Anyway, the first story thread focuses on John Martense, a guy just out of prison and looking to dig up his father’s stash of money stolen from some gangsters and stuffed inside a corpse. Hot on his trail are said gangsters. The second thread involves Jeffrey Combs as a chain-smoking, thick-bearded doctor with a commando girlfriend played by Hellraiser‘s Ashley Laurence. They’re holed up in the abandoned town of Leffert’s Corner, in the church specifically, and hoping to once and for all rid the town of its curse. And what is this curse, you ask? It’s those white-eyed, subterranean-dwelling mutants I mentioned earlier, of course!

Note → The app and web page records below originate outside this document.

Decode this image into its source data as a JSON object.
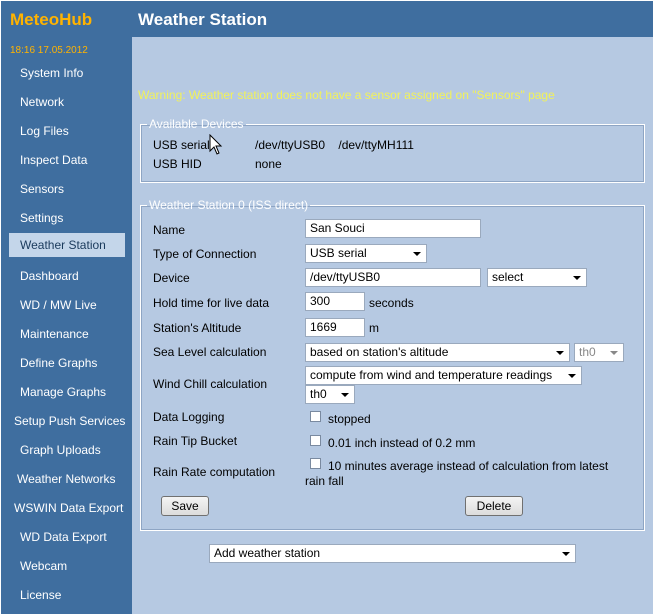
{
  "sidebar": {
    "logo": "MeteoHub",
    "datetime": "18:16   17.05.2012",
    "items": [
      {
        "label": "System Info"
      },
      {
        "label": "Network"
      },
      {
        "label": "Log Files"
      },
      {
        "label": "Inspect Data"
      },
      {
        "label": "Sensors"
      },
      {
        "label": "Settings"
      },
      {
        "label": "Weather Station",
        "active": true
      },
      {
        "label": "Dashboard"
      },
      {
        "label": "WD / MW Live"
      },
      {
        "label": "Maintenance"
      },
      {
        "label": "Define Graphs"
      },
      {
        "label": "Manage Graphs"
      },
      {
        "label": "Setup Push Services"
      },
      {
        "label": "Graph Uploads"
      },
      {
        "label": "Weather Networks"
      },
      {
        "label": "WSWIN Data Export"
      },
      {
        "label": "WD Data Export"
      },
      {
        "label": "Webcam"
      },
      {
        "label": "License"
      }
    ]
  },
  "header": {
    "title": "Weather Station"
  },
  "warning": "Warning: Weather station does not have a sensor assigned on \"Sensors\" page",
  "available_devices": {
    "legend": "Available Devices",
    "usb_serial_label": "USB serial",
    "usb_serial_devices": "/dev/ttyUSB0    /dev/ttyMH111",
    "usb_hid_label": "USB HID",
    "usb_hid_value": "none"
  },
  "station": {
    "legend": "Weather Station 0 (ISS direct)",
    "name_label": "Name",
    "name_value": "San Souci",
    "connection_label": "Type of Connection",
    "connection_value": "USB serial",
    "device_label": "Device",
    "device_value": "/dev/ttyUSB0",
    "device_select": "select",
    "hold_label": "Hold time for live data",
    "hold_value": "300",
    "hold_unit": "seconds",
    "altitude_label": "Station's Altitude",
    "altitude_value": "1669",
    "altitude_unit": "m",
    "sealevel_label": "Sea Level calculation",
    "sealevel_value": "based on station's altitude",
    "sealevel_sensor": "th0",
    "windchill_label": "Wind Chill calculation",
    "windchill_value": "compute from wind and temperature readings",
    "windchill_sensor": "th0",
    "logging_label": "Data Logging",
    "logging_text": "stopped",
    "logging_checked": false,
    "raintip_label": "Rain Tip Bucket",
    "raintip_text": "0.01 inch instead of 0.2 mm",
    "raintip_checked": false,
    "rainrate_label": "Rain Rate computation",
    "rainrate_text_line1": "10 minutes average instead of calculation from latest",
    "rainrate_text_line2": "rain fall",
    "rainrate_checked": false,
    "save_label": "Save",
    "delete_label": "Delete"
  },
  "add_station": {
    "value": "Add weather station"
  },
  "colors": {
    "sidebar_bg": "#3f6e9f",
    "main_bg": "#b6c9e2",
    "logo": "#ffb300",
    "warning": "#f2f25a",
    "active_item_bg": "#c4d6ea"
  }
}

When these two storylines intersect, Lurking Fear becomes something of a re-done Key Largo, if you substituted white-eyed, subterranean-dwelling mutants for the hurricane. But even that isn’t a fair description of the film, as it never specifically focuses on the fear these creatures cause by lurking about under the floorboards. Instead — as many Full Moon films do — its sights are set on interpersonal drama. This is much cheaper than gore and FX, so I understand it, but this movie had a million-dollar budget. Peter Jackson made Bad Taste for under $30,000 and that has an incredible amount of FX, so Full Moon has no excuse.

Lurking Fear was made near the height of Full Moon’s heyday, when they released films like clockwork nearly once a month and they always had a ton of upcoming releases. As for as I know, their budgets rarely reached the million-dollar level, so even knowing their penchant for limited gore and FX, it’s interesting to see what they actually put on the screen when given that kind of money. Sure, they got some big horror names in Jeffrey Combs, Ashley Laurence, the very recognizable face of Vincent Schiavelli, and the star of Hitchcock’s Frenzy, Jon Finch, but where did all that money go if most of the movie is a few people talking in a couple of locations?

That’s what I thought all the way up until I got to the closing minutes of the film, when instead of one white-eyed, subterranean-dwelling mutant, there were a group of them, and shortly thereafter nearly everything in the movie up to that point exploded. The massive explosions don’t come out of left field, but they do stand in stark contrast to the rest of the film’s modest look. I’m not one to complain about explosions, quite the opposite actually, but I think this is a great example of Full Moon’s irresponsibility with a larger-sized budget. Instead of producing a film with a great script and really putting everything they had into it, we get massive, ridiculous explosions. Again, I’m not complaining, but this is a great example of the general production philosophy of Full Moon, although most of their films never pay off as grandly as Lurking Fear does. If only they had the funds, maybe every Full Moon movie would end with massive explosions.

But despite all my issues with the film, I did have fun and I did find it an oddly entertaining movie. The Lovecraft story elements were a definite, creepy highlight, I only wish they were the main focus instead of one of the many sub-plots. There are also quite a few good B-Movie moments, such as the time when our hero John is forced to dig up his grandmother’s grave, and after the gangster’s henchmen throws her body at him, he uses it as a shield when they start firing their guns at him. The two female leads showdown in the rain in something of a mud wrestling scene, and the makeup FX on the white-eyed, subterranean-dwelling mutants is pretty damn good. But these moments paled in comparison to one line spoken by the gangster’s main henchman to our hero John: “Don’t swing your dick with me, boy, or I’ll cut it off!”

Hmm… maybe that script wasn’t so bad after all.

Next week on Full Moon Tuesday, I’ll be checking out the very cryptically titled film, Murdercycle! With that title, it’s gotta be good, right?